M&S Trials Plastic-Free Produce Aisles In UK Stores
Marks & Spencer has recently revealed its commitment to reducing the amount of plastic it uses by launching over 90 lines of loose fruit and vegetables completely free of plastic packaging in a tr...
Marks & Spencer has recently revealed its commitment to reducing the amount of plastic it uses by launching over 90 lines of loose fruit and vegetables completely free of plastic packaging in a trial at its Tolworth store in the UK.
The British retailer outlined in a statement that in order to support the trial, M&S has introduced trained greengrocers, who will be on hand to offer customers valuable advice as they select from two aisles of fruit and vegetables free of plastic packaging.
“Our trial at Tolworth is an important milestone in our plastic reduction journey and bringing back the traditional greengrocer will play a key part in educating our customers,” Louise Nicholls, Head of Food Sustainability, said.
“Our plan is to create long-term impact in the future using tangible insights from the Tolworth store trial.”
In addition to helping customers pick and weigh their products, the greengrocers will provide tips on how best to preserve fresh produce and prevent food waste at home, as M&S has removed “best before” date labels from fresh fruit and veg as part of the store trial.
The range not only includes hard fruit and veg like potatoes and bananas, but also more perishable items such as soft fruits and berries, which will be retailed in compostable punnets.

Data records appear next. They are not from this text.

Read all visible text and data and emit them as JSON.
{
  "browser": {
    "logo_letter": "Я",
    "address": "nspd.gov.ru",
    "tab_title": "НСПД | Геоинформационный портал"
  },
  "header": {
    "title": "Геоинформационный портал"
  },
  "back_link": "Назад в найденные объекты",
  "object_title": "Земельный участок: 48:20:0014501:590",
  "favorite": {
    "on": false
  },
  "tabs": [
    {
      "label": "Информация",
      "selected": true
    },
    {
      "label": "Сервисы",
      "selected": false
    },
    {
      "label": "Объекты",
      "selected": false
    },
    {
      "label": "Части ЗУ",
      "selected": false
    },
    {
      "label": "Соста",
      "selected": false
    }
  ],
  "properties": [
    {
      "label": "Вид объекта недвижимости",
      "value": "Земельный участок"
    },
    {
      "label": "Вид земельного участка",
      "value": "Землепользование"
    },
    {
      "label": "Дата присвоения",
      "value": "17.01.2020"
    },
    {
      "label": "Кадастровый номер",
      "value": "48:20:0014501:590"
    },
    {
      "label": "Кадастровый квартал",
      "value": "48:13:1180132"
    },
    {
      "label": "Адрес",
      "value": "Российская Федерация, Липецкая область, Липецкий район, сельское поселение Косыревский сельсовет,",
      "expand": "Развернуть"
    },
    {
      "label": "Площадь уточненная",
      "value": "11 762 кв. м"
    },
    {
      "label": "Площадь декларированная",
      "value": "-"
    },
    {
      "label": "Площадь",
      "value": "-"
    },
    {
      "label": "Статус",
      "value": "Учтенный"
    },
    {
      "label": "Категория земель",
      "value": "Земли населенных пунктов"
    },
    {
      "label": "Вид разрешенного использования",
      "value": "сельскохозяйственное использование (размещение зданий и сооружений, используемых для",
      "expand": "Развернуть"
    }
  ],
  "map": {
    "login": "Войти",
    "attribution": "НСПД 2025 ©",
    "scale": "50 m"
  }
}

Alongside the initiatives at Tolworth, M&S has committed to launching additional lines of loose produce and more sustainable alternatives to plastic in every UK store, which could save 580 tonnes of plastic waste over two years alone, the group said.
The plan will involve replacing plastic produce bags with paper ones and phasing out plastic barcode stickers in favour of eco-friendly alternatives.
Zero-Waste By 2025
The initiative supports M&S’s target of becoming a zero-waste business by 2025.
“We know our customers want to play their part in cutting out plastic, while as a business our goal is to become zero-waste by 2025,”
© 2019 Checkout – your source for the latest Irish retail news. Article by Donna Ahern. Click subscribe to sign up for the Checkout print edition.